The Hove Electric Lighting Company (later owned by the Corporation) was one of Crompton's subsidiaries, and after leaving the works he was sent there to learn something of central station work as an assistant engineer in 1894. One of his duties was to test new electrical installations before connection.
His next posting was Oldbury, near Birmingham. 'Here in Albright and Wilson's works, new processes for manufacturing phosphorus and bleach electrically were being developed, and new types of electrical machinery had been built to suit. Some of these machines would not behave as their designers intended, and I was sent down from the works with a trusty fitter, with instructions to sit on the machines until they were in order and accepted, or to find out what was really wrong.
The dynamo was a double-circuit parallel-would 220 volt D.C. machine, one of the first ever built; the trouble was apparently due to armature reaction setting up a cumulative cross field, which ended by causing an explosive flash-over, that necessitated grinding up the commutator each time. They simply refused to believe my reports. I put ammeters in all the brush cross leads.'
J.W. Meares in India
Crompton and Co. were asked to select an engineer to put up a hydro-electric installation in Darjeeling. This was to be the first of its kind in India and also the first public electric supply scheme of any sort there. Meares took up the appointment in 1896-a three years agreement with Kilburn & Co., of Calcutta-agents for Crompton & Co.
'Very soon after my arrival in Calcutta, I was sent off to Darjeeling to go over the ground and draw up indents for everything required for the works I had to construct there...'
'After a fortnight, I returned to Calcutta...working in the office and going about to other places where contracts were being fulfilled. At that time the Bengal-Nagpur railway was building a bridge over the Roopnarain River, which flows into the Hoogly below Calcutta. We were supplying plant for lighting the works at night, and I was sent down to examine work and start it up'.
Having no prior experience with water power Meares found himself in the sole charge of the construction of a pioneer installation. The problem he had was to build a reservoir of 40 000 cubic feet capacity for one-fifth of the sum which a Public Works Department engineer said it would cost. In addition to the work to being carried out for an impossibly small sum, Meares was also hindered by his lack of experienced staff to help with this task.
Meares not only found himself in the difficult position of having no experienced engineer to call upon for advice, but he also had to contend with the local snakes and with disease. Shortly after his arrival, plague broke out, one of his menial staff contracted leprosy, and one of his colleagues died of smallpox, leaving Meares in charge of the hydro-electric survey of India.
He commented that typhoid and paratyphoid were 'very fatal', especially for the newcomer. And he witnessed one sudden death from 'heat apoplexy'. Food poisoning was an ever-present risk.
The environment was also severe. During construction, there was an earthquake on June 12th 1897. Whilst having tea in the Darjeeling hotel Meares felt the first tremors rattle the cup and saucer. Just as the first main shock arrived he rushed out of doors and witnessed the damage to the whole town.
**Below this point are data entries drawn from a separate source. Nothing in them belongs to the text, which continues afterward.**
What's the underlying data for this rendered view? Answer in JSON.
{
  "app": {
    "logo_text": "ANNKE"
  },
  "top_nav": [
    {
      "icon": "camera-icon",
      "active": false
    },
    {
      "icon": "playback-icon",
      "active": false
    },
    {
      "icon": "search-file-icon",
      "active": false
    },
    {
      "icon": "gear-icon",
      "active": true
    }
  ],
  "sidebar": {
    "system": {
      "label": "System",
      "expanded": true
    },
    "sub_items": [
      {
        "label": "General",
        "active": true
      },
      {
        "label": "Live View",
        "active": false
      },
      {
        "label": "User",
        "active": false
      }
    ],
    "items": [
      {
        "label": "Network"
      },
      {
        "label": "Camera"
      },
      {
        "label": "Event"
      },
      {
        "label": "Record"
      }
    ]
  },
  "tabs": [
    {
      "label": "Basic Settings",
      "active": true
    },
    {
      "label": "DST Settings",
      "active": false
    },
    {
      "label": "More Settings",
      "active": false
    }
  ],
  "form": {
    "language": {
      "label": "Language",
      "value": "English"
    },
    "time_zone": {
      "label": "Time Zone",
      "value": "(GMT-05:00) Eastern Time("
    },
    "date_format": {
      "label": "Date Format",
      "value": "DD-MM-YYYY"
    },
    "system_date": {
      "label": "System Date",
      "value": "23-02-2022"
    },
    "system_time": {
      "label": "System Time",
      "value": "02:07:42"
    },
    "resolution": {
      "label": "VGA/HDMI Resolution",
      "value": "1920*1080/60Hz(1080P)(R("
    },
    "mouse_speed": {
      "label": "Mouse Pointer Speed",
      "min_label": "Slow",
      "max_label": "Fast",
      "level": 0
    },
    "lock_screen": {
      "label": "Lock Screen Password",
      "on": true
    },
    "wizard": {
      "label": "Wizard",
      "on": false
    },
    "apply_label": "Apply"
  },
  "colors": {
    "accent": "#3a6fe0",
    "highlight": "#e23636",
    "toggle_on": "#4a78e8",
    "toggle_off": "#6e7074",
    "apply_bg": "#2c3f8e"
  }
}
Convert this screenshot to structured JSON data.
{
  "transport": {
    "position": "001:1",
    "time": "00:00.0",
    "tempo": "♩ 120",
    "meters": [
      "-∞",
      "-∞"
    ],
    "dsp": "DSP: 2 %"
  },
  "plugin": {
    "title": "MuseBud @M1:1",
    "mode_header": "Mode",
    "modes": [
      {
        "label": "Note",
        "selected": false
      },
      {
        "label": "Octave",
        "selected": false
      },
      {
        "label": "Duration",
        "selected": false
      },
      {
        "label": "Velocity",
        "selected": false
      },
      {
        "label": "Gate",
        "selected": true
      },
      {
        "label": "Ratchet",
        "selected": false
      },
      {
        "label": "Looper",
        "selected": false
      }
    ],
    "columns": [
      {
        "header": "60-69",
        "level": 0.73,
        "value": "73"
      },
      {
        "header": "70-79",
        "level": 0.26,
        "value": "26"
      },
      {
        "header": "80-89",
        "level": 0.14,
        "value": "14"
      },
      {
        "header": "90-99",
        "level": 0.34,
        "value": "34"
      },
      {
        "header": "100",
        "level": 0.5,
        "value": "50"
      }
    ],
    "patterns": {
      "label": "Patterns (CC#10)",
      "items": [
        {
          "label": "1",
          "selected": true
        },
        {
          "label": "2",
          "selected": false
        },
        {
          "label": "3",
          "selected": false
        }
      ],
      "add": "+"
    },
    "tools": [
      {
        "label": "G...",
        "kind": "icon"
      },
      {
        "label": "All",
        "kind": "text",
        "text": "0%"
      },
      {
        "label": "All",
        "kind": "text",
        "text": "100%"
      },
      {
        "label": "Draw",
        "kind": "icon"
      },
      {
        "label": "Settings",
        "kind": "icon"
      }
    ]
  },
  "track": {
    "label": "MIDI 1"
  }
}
The damage to Meares' 'embryo works was considerable, especially to the floor of the reservoir. Despite this, the job was finished before the end of 1896, less than a year after work began.
In September 1899 there was a cyclone in Darjeeling 'bringing some 40 inches of rain down within 48 hours'. Meares, now working in Calcutta a civil servant, returned to see whether his station had survived. It had, although buried in several feet of mud. The staff had cleared the mud, dried out the site and equipment with charcoal fires, and after about 6 weeks the plant was working again as though nothing had happened.
Indeed, in 1935, when Meares revisited the site, he noted that 'those Crompton-Brunton alternators [were] still doing duty, to the credit of their manufacturers, though the type [had] long been extinct.'